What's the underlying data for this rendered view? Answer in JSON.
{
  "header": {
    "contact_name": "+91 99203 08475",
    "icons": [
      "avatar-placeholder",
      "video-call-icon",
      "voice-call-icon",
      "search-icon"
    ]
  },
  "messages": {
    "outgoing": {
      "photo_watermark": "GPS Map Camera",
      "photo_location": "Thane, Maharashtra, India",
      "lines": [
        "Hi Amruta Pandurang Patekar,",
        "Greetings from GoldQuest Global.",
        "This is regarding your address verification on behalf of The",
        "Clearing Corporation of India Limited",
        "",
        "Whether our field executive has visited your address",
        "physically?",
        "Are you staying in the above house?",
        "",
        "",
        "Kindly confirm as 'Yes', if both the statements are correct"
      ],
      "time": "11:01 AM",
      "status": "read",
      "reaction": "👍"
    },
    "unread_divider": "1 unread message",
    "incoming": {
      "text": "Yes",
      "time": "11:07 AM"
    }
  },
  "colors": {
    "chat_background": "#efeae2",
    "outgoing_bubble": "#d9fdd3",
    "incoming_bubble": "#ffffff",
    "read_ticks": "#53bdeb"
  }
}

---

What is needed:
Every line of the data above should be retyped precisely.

Result of this task:
What's the underlying data for this rendered view? Answer in JSON.
{
  "header": {
    "contact_name": "+91 99203 08475",
    "icons": [
      "avatar-placeholder",
      "video-call-icon",
      "voice-call-icon",
      "search-icon"
    ]
  },
  "messages": {
    "outgoing": {
      "photo_watermark": "GPS Map Camera",
      "photo_location": "Thane, Maharashtra, India",
      "lines": [
        "Hi Amruta Pandurang Patekar,",
        "Greetings from GoldQuest Global.",
        "This is regarding your address verification on behalf of The",
        "Clearing Corporation of India Limited",
        "",
        "Whether our field executive has visited your address",
        "physically?",
        "Are you staying in the above house?",
        "",
        "",
        "Kindly confirm as 'Yes', if both the statements are correct"
      ],
      "time": "11:01 AM",
      "status": "read",
      "reaction": "👍"
    },
    "unread_divider": "1 unread message",
    "incoming": {
      "text": "Yes",
      "time": "11:07 AM"
    }
  },
  "colors": {
    "chat_background": "#efeae2",
    "outgoing_bubble": "#d9fdd3",
    "incoming_bubble": "#ffffff",
    "read_ticks": "#53bdeb"
  }
}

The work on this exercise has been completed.